= Supplied records =
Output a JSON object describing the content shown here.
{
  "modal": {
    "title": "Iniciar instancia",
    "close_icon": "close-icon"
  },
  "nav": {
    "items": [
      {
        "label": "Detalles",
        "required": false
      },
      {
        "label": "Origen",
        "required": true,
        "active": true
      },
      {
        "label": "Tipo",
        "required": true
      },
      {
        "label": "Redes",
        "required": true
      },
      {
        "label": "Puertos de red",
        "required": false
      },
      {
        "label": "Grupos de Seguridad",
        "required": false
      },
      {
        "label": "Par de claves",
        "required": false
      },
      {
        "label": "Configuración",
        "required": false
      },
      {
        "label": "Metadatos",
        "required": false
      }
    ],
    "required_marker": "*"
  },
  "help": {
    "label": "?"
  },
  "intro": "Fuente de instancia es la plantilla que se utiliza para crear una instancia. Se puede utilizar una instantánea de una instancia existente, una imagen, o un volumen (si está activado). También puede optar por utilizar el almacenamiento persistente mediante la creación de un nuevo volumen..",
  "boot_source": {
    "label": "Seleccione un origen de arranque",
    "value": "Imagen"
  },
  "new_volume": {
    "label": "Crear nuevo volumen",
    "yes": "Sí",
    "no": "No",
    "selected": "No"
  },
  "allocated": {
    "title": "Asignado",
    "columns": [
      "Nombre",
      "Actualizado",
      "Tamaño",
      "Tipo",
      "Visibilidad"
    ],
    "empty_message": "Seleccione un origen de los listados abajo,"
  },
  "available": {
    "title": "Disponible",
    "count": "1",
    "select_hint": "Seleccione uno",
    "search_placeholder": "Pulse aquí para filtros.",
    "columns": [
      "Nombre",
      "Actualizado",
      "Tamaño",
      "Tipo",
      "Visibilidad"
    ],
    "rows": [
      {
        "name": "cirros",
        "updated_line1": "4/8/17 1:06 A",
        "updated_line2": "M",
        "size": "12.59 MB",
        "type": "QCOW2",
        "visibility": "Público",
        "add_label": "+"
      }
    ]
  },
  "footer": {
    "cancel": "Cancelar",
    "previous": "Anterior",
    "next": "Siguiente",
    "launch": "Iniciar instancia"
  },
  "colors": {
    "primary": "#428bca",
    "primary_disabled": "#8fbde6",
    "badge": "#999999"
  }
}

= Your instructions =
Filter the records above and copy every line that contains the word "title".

= Response area =
    "title": "Iniciar instancia",
    "title": "Asignado",
    "title": "Disponible",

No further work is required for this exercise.